In 2004, David Tyler, then a graduate student at the University of Massachusetts Amherst, was exiting the Mullins Center after the men’s basketball team beat the University of Connecticut when he heard something surprising coming from a crowd of students.
“The students were chanting ‘Yankees suck’ as they were leaving the arena. I was like, ‘What is going on? Wrong sport, wrong level, wrong season; why is this happening?’” said Tyler, now an associate professor of sport management in the McCormack Department of Sport Management at the Isenberg School of Management. “That one moment, more than anything, is what put me on the path that I’m on—of trying to understand what was going on there, why they were doing that.”
Since then, Tyler has been dedicated to researching sports rivalries—work that has led to his featured role in a brand-new documentary titled RIVALS, set to debut nationwide on the Tennis Channel on November 20 at 7 p.m. EST. Created by Emmy-nominated journalist and author Jon Wertheim, the film delves into what stokes the storied football rivalry between the University of Michigan and Ohio State University.

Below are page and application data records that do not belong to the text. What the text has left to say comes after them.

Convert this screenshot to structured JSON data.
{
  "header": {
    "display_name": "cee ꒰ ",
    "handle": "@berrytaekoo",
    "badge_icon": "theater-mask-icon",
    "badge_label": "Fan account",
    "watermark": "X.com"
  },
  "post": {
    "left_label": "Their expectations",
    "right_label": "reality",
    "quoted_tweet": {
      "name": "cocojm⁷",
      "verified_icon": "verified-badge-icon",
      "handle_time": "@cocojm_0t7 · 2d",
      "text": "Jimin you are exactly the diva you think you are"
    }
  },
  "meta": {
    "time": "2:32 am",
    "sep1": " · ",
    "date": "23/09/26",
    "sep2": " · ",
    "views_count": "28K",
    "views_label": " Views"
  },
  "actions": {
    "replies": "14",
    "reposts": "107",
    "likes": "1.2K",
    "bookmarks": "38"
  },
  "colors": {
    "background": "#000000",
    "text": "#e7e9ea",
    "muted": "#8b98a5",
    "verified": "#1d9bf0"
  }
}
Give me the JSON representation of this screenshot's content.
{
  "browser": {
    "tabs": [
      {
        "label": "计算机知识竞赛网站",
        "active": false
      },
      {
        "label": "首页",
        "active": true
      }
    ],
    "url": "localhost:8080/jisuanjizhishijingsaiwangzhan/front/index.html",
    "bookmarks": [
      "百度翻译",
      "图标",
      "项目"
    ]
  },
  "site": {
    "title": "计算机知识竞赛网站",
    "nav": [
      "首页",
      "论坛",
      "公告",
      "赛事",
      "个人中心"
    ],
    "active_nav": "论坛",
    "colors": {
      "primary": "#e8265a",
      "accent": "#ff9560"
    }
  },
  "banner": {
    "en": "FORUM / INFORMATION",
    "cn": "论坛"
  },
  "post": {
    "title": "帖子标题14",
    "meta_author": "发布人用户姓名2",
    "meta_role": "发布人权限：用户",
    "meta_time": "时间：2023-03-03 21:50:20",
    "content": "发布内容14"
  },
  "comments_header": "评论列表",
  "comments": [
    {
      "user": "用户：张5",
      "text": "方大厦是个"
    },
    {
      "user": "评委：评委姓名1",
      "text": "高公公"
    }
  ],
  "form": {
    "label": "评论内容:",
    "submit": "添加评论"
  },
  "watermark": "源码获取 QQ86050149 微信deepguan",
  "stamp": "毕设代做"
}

During his time in the Ph.D. program at UMass, Tyler and classmate Joe Cobbs, now a professor at Northern Kentucky University, began researching sports rivalries in earnest. The pair formed the Know Rivalry Project, a coordinated research effort studying the larger concept of intergroup connections through the lens of sports rivalries. They also created KnowRivalry.com, a website to share their findings that visually represents survey responses from sports fans.
“That’s how the team behind the documentary found and connected with us,” Tyler said about the Know Rivalry Project. “They wanted to take a more academic approach to this topic than what is often done in sports documentaries.”
After many Zoom calls, the filmmakers ended up bringing their production team to Amherst to interview Tyler.
“They recorded a few days on campus, at my house and around town. I thought they might just show a few clips from the interviews, but as it turns out, they ended up using our research as the framing device for the film,” he said. “We focused on what we call the 10 ingredients of rivalry—the antecedents to what sparks a rivalry—and they used that to tell the story of Michigan versus Ohio State.”
According to Tyler, the documentary team was more interested in what he and Cobbs had discovered when it came to rivalries in general than their insights on the Big Ten Conference duel specifically.
“They had better people to talk to for a lot of what they wanted to do with Ohio State and Michigan,” he said. “For us, it was really about the social science side of rivalry.”
In fact, Tyler shares screentime with Archie Griffin, the only two-time Heisman Trophy winner; legendary players Dan Dierdorf and Keith Byars; Academy Award-winning actor J.K. Simmons (who is also a huge Ohio State fan and narrates the film) and many others.
Tyler admits he was awed by the massive production crew that came to Massachusetts to interview him. This was the first high-budget project he’d ever been involved with.
“It was awkward for me at first when we sat down to do the interview. I was just bad, but once we started to talk about the properties of rivalry, I clicked into teaching mode, and then it was fine,” Tyler said. “Then I could actually put coherent sentences together.”
Tyler also said it was very fun for his two daughters to see behind the scenes of the film their father was participating in, since some filming took place at the family’s house.
“They loved it, and they were asking questions,” Tyler said of his daughters. “The crew was wonderful about working with them and educating them. To me, that was worth the whole thing, for my kids to get that exposure.”
Ultimately, RIVALS breaks Tyler and Cobbs’s research about intergroup connections—which they believe goes beyond just sports—out of the silo of academia and into a wider audience.
“We can talk about identity and how we connect as groups more openly and get more understanding in a sports context. It’s a lot harder to tease out those ideas with touchier subjects like politics and religion,” Tyler said. “But through sports, you’re still getting that understanding of human psychology and human behavior, which can inform our understanding about how we interact with one another in general.”